> DATA PROVIDED
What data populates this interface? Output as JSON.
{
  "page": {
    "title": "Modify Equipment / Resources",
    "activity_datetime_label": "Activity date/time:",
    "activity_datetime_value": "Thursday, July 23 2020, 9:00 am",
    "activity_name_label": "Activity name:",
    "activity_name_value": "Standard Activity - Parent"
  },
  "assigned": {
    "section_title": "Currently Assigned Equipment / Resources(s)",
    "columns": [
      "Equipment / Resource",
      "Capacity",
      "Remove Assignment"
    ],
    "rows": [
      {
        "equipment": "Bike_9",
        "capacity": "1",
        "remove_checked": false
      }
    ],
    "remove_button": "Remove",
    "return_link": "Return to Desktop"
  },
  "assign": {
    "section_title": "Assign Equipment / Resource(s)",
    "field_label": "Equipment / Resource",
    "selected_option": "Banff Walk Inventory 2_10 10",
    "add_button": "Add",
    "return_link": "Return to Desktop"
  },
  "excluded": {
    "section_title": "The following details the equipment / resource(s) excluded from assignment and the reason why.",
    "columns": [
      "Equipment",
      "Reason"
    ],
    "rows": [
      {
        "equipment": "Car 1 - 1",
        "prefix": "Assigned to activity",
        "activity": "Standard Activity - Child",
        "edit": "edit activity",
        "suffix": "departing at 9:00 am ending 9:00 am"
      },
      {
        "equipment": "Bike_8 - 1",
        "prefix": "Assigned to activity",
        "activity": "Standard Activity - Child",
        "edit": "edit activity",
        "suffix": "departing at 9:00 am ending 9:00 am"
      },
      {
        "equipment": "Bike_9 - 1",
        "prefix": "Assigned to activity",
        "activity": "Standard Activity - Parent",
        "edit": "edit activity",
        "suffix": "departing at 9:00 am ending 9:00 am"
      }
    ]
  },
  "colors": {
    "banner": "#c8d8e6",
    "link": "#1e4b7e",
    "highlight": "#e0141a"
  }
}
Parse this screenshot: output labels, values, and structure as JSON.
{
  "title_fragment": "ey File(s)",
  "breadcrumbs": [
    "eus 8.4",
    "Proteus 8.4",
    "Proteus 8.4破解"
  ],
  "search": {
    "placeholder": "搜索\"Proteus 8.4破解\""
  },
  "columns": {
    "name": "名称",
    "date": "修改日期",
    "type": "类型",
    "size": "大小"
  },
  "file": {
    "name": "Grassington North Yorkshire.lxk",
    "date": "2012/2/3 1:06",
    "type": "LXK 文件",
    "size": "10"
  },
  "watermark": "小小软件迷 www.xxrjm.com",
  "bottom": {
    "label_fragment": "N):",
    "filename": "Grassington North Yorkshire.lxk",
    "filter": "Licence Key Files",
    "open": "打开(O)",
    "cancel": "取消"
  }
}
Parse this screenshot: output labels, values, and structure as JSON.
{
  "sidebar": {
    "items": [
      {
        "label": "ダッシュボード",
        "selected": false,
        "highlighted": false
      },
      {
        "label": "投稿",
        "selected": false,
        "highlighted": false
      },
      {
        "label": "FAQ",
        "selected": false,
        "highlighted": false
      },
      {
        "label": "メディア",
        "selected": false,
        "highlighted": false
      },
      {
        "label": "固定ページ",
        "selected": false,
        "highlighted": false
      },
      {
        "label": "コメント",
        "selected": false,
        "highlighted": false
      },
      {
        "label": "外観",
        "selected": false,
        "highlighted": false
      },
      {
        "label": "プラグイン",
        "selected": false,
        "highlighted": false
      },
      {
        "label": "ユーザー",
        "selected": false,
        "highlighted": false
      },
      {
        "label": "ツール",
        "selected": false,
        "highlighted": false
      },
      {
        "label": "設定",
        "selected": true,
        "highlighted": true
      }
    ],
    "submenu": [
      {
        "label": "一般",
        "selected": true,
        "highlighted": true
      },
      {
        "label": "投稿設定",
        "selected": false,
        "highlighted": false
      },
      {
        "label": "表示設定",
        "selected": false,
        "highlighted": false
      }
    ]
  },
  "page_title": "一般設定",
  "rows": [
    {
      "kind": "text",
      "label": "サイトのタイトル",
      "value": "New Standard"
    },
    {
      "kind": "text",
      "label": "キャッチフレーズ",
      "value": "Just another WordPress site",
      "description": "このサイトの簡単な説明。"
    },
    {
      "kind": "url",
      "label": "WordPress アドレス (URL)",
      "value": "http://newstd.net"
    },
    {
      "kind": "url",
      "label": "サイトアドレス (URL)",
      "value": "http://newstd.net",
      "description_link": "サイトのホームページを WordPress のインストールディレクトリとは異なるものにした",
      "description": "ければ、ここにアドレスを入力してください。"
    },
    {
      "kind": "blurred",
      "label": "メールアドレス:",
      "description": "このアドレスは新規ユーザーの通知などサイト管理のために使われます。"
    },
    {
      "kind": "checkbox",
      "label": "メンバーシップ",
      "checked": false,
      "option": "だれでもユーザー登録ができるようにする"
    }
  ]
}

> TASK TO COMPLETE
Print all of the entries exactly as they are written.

> SOLUTION TO THIS EXERCISE
What data populates this interface? Output as JSON.
{
  "page": {
    "title": "Modify Equipment / Resources",
    "activity_datetime_label": "Activity date/time:",
    "activity_datetime_value": "Thursday, July 23 2020, 9:00 am",
    "activity_name_label": "Activity name:",
    "activity_name_value": "Standard Activity - Parent"
  },
  "assigned": {
    "section_title": "Currently Assigned Equipment / Resources(s)",
    "columns": [
      "Equipment / Resource",
      "Capacity",
      "Remove Assignment"
    ],
    "rows": [
      {
        "equipment": "Bike_9",
        "capacity": "1",
        "remove_checked": false
      }
    ],
    "remove_button": "Remove",
    "return_link": "Return to Desktop"
  },
  "assign": {
    "section_title": "Assign Equipment / Resource(s)",
    "field_label": "Equipment / Resource",
    "selected_option": "Banff Walk Inventory 2_10 10",
    "add_button": "Add",
    "return_link": "Return to Desktop"
  },
  "excluded": {
    "section_title": "The following details the equipment / resource(s) excluded from assignment and the reason why.",
    "columns": [
      "Equipment",
      "Reason"
    ],
    "rows": [
      {
        "equipment": "Car 1 - 1",
        "prefix": "Assigned to activity",
        "activity": "Standard Activity - Child",
        "edit": "edit activity",
        "suffix": "departing at 9:00 am ending 9:00 am"
      },
      {
        "equipment": "Bike_8 - 1",
        "prefix": "Assigned to activity",
        "activity": "Standard Activity - Child",
        "edit": "edit activity",
        "suffix": "departing at 9:00 am ending 9:00 am"
      },
      {
        "equipment": "Bike_9 - 1",
        "prefix": "Assigned to activity",
        "activity": "Standard Activity - Parent",
        "edit": "edit activity",
        "suffix": "departing at 9:00 am ending 9:00 am"
      }
    ]
  },
  "colors": {
    "banner": "#c8d8e6",
    "link": "#1e4b7e",
    "highlight": "#e0141a"
  }
}
Parse this screenshot: output labels, values, and structure as JSON.
{
  "title_fragment": "ey File(s)",
  "breadcrumbs": [
    "eus 8.4",
    "Proteus 8.4",
    "Proteus 8.4破解"
  ],
  "search": {
    "placeholder": "搜索\"Proteus 8.4破解\""
  },
  "columns": {
    "name": "名称",
    "date": "修改日期",
    "type": "类型",
    "size": "大小"
  },
  "file": {
    "name": "Grassington North Yorkshire.lxk",
    "date": "2012/2/3 1:06",
    "type": "LXK 文件",
    "size": "10"
  },
  "watermark": "小小软件迷 www.xxrjm.com",
  "bottom": {
    "label_fragment": "N):",
    "filename": "Grassington North Yorkshire.lxk",
    "filter": "Licence Key Files",
    "open": "打开(O)",
    "cancel": "取消"
  }
}
Parse this screenshot: output labels, values, and structure as JSON.
{
  "sidebar": {
    "items": [
      {
        "label": "ダッシュボード",
        "selected": false,
        "highlighted": false
      },
      {
        "label": "投稿",
        "selected": false,
        "highlighted": false
      },
      {
        "label": "FAQ",
        "selected": false,
        "highlighted": false
      },
      {
        "label": "メディア",
        "selected": false,
        "highlighted": false
      },
      {
        "label": "固定ページ",
        "selected": false,
        "highlighted": false
      },
      {
        "label": "コメント",
        "selected": false,
        "highlighted": false
      },
      {
        "label": "外観",
        "selected": false,
        "highlighted": false
      },
      {
        "label": "プラグイン",
        "selected": false,
        "highlighted": false
      },
      {
        "label": "ユーザー",
        "selected": false,
        "highlighted": false
      },
      {
        "label": "ツール",
        "selected": false,
        "highlighted": false
      },
      {
        "label": "設定",
        "selected": true,
        "highlighted": true
      }
    ],
    "submenu": [
      {
        "label": "一般",
        "selected": true,
        "highlighted": true
      },
      {
        "label": "投稿設定",
        "selected": false,
        "highlighted": false
      },
      {
        "label": "表示設定",
        "selected": false,
        "highlighted": false
      }
    ]
  },
  "page_title": "一般設定",
  "rows": [
    {
      "kind": "text",
      "label": "サイトのタイトル",
      "value": "New Standard"
    },
    {
      "kind": "text",
      "label": "キャッチフレーズ",
      "value": "Just another WordPress site",
      "description": "このサイトの簡単な説明。"
    },
    {
      "kind": "url",
      "label": "WordPress アドレス (URL)",
      "value": "http://newstd.net"
    },
    {
      "kind": "url",
      "label": "サイトアドレス (URL)",
      "value": "http://newstd.net",
      "description_link": "サイトのホームページを WordPress のインストールディレクトリとは異なるものにした",
      "description": "ければ、ここにアドレスを入力してください。"
    },
    {
      "kind": "blurred",
      "label": "メールアドレス:",
      "description": "このアドレスは新規ユーザーの通知などサイト管理のために使われます。"
    },
    {
      "kind": "checkbox",
      "label": "メンバーシップ",
      "checked": false,
      "option": "だれでもユーザー登録ができるようにする"
    }
  ]
}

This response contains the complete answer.